When I interviewed former SCI-Arc director Neil Denari just after the move to Downtown in 2000, he was keen to emphasise the exceptionalism of Los Angeles. Denari put forward a commonly held view that urban strategies adopted elsewhere, particularly concepts of walkable neighbourhoods and mass transit, were not directly applicable to LA. And yet, nearly 20 years on, having just been announced as host of the 2028 Olympics, one of the most striking things about resurgent contemporary LA is the extent to which it is embracing these “normative” urban typologies. The LA metro system continues its expansion across the city. Bicycle lanes are proliferating. And in the Arts District and wider Downtown, people are walking, living and working locally. SCI-Arc’s car park, built to accommodate 300 cars, is now rarely full, as more and more students choose to live close to the campus. It might be overstating the case to say that Los Angeles has entirely reinvented itself, but in key respects it seems increasingly to be retrofitting its urban infrastructure.

SCI-Arc in Downtown LA

Source: SCI-Arc

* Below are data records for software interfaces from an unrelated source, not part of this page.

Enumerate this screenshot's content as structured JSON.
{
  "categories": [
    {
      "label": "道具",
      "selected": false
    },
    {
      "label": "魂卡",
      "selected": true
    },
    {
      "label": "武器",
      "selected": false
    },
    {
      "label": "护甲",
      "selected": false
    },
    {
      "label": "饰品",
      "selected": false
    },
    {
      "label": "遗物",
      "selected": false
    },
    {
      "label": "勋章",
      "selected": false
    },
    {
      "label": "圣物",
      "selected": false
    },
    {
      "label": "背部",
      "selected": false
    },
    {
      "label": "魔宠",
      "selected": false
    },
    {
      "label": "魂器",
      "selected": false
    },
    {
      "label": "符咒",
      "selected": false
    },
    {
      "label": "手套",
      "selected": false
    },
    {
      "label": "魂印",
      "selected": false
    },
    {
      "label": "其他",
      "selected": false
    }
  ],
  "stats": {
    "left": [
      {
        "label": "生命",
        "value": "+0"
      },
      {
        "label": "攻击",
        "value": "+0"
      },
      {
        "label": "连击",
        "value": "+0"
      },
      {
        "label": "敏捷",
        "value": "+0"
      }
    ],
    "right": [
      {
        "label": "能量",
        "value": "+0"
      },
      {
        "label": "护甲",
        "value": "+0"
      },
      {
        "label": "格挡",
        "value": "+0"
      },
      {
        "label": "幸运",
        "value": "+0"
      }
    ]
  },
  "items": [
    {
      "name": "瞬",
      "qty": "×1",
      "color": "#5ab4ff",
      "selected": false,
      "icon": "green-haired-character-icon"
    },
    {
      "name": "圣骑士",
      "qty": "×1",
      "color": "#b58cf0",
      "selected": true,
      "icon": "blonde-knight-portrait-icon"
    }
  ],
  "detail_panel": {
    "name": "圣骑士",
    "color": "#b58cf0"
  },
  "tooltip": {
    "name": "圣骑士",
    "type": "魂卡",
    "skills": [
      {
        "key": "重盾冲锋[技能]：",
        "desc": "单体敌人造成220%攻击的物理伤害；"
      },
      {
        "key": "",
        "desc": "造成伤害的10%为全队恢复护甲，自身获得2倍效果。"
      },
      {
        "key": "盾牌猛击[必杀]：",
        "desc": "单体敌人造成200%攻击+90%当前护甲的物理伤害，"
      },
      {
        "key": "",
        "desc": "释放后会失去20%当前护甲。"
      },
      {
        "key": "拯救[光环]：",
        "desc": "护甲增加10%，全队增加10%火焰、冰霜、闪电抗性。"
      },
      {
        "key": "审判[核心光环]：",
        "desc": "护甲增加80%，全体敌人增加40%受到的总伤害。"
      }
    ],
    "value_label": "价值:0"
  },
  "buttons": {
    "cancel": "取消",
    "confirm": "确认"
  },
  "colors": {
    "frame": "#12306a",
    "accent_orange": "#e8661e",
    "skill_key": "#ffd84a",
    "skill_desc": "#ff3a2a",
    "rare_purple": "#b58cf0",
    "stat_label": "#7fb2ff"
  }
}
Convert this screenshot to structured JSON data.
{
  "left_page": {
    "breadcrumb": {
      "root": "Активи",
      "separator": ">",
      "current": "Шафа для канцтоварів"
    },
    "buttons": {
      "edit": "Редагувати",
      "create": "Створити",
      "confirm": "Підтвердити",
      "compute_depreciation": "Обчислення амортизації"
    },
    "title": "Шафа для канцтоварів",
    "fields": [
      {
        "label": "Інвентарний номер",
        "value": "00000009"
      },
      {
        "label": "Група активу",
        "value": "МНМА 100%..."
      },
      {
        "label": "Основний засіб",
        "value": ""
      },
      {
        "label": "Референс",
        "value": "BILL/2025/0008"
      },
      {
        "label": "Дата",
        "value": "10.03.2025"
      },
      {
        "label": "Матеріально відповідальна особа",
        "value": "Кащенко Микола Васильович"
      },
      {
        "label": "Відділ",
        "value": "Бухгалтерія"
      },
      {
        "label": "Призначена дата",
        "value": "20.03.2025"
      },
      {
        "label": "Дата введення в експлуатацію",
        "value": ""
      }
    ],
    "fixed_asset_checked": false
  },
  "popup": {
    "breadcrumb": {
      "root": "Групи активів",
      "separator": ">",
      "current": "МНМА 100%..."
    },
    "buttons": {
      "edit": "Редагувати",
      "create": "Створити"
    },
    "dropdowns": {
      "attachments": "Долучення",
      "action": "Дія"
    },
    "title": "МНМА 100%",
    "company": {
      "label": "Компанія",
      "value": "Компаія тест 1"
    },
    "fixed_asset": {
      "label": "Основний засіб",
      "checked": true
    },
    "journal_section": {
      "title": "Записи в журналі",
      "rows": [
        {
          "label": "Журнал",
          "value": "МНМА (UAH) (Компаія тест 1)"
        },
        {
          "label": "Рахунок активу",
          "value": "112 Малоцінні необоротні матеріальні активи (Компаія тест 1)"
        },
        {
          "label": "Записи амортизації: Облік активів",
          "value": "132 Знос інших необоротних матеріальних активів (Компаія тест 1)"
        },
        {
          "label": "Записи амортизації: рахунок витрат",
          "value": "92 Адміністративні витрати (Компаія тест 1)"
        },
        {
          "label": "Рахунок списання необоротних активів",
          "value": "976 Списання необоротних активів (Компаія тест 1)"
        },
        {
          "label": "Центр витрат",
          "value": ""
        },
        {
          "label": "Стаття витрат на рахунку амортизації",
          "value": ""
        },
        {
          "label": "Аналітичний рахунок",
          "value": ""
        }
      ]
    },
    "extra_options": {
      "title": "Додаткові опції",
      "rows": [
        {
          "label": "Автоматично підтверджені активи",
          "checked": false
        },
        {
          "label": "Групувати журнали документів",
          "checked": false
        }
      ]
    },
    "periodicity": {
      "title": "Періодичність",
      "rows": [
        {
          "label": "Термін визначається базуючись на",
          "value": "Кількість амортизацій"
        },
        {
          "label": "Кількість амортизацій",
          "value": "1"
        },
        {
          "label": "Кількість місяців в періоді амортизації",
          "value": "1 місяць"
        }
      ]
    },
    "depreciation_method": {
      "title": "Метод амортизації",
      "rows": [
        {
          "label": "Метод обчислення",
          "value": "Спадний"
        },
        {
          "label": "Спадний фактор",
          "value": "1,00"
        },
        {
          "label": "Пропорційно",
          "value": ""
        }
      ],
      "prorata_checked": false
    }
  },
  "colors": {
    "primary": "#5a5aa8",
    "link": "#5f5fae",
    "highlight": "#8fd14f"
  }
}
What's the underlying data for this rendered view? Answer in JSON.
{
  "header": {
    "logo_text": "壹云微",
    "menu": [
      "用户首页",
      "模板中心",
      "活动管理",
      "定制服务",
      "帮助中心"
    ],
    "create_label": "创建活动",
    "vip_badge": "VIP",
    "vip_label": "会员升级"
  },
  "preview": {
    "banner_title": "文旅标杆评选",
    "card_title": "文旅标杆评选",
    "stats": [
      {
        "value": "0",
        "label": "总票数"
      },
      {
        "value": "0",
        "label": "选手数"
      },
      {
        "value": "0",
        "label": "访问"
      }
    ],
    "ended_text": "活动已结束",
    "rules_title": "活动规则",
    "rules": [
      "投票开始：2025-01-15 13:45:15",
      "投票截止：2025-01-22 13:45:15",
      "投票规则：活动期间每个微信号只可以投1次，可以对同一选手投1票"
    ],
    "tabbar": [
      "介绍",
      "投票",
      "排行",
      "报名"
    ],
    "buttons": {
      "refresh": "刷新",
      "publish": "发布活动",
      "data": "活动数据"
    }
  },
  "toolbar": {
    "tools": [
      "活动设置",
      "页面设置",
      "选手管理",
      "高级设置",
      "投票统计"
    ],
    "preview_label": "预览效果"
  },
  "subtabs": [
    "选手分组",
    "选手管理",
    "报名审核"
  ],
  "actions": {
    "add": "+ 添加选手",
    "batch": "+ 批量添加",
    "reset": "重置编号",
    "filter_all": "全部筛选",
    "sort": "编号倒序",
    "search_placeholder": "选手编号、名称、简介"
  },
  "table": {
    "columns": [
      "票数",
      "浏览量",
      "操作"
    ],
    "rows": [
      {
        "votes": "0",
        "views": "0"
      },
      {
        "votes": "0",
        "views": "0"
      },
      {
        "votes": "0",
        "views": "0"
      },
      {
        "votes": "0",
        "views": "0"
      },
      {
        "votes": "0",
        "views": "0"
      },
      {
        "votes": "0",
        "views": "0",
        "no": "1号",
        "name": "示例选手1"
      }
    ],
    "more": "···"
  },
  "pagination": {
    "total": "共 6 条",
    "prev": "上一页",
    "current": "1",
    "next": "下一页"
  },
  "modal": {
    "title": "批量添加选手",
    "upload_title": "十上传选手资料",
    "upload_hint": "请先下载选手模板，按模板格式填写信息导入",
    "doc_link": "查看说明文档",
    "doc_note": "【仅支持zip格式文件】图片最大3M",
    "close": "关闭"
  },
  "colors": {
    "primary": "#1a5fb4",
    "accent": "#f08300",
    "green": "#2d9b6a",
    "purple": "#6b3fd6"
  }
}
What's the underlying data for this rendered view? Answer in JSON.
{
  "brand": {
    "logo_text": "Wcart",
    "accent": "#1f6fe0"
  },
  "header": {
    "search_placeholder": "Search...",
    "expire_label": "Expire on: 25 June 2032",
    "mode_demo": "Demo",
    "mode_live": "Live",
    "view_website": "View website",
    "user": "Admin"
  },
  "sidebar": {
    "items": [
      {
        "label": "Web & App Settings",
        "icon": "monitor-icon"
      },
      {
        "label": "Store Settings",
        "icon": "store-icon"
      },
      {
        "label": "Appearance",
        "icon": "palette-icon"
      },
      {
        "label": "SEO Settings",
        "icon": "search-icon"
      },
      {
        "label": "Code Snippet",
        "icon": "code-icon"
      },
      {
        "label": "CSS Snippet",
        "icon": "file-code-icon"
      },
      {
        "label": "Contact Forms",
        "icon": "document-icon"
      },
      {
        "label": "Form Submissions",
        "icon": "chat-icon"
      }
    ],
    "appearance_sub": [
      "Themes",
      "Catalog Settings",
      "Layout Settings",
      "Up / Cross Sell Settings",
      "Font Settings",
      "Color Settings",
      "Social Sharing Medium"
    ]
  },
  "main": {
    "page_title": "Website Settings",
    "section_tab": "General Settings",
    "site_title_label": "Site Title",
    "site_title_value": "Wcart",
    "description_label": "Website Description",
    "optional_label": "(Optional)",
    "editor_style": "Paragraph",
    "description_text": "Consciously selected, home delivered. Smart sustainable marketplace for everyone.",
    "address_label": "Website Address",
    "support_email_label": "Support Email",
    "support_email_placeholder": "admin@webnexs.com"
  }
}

Crit at SCI-Arc in Downtown LA

The flipside of this seemingly positive story is that as so often occurs with gentrification, land values and rents have increased and circumstantial evidence suggests the artists may be moving out to other, less expensive areas. Meanwhile, even as new privately rented accommodation proliferates, the nearby Skid Row area persists. Vice-director John Enright says SCI-Arc continues to engage in these social issues, and that the city itself has just announced a funding programme for much-needed housing provision for the homeless.

In 2011, after renting its new premises for a decade, SCI-Arc managed to buy the freight yard building. For the first time it has a permanent home. Are its days as a nomadic school, exploring and reshaping the city finally over? Is there a risk that like LA itself, SCI-Arc is “normalising”? John Enright doesn’t see SCI-Arc moving in the next 50 years. “I expect us to stay”, he says. “It’s a fantastic location. We’re embedded here. We have no plans to move again.”

Founding director Ray Kappe envisioned a “college without walls”. As SCI-Arc now settles into a more secure middle age, will its new-found permanence impact the culture of the school? Enright just sees this current phase as an evolution. He believes that SCI-Arc is operating a start-up model. “Very few institutions or schools of architecture have the same ability to turn on a dime like SCI-Arc,” he says. And he argues that at “a pedagogical level the school continues to reinvent itself every 5-10 years”.

SCI-Arc has played a leading role in the architectural life of Los Angeles spanning five decades. In its most recent manifestation it has helped play an almost unprecedented role as an instigator of urban change in Downtown. It is a shame that other architecture schools lack the freedom and vision to become such engaged participants in their environments. Like LA, perhaps SCI-Arc is now entering a new and more conventional phase in its history. It will be interesting to see whether the energy and desire for innovation persists. The rest of the world will be watching and learning.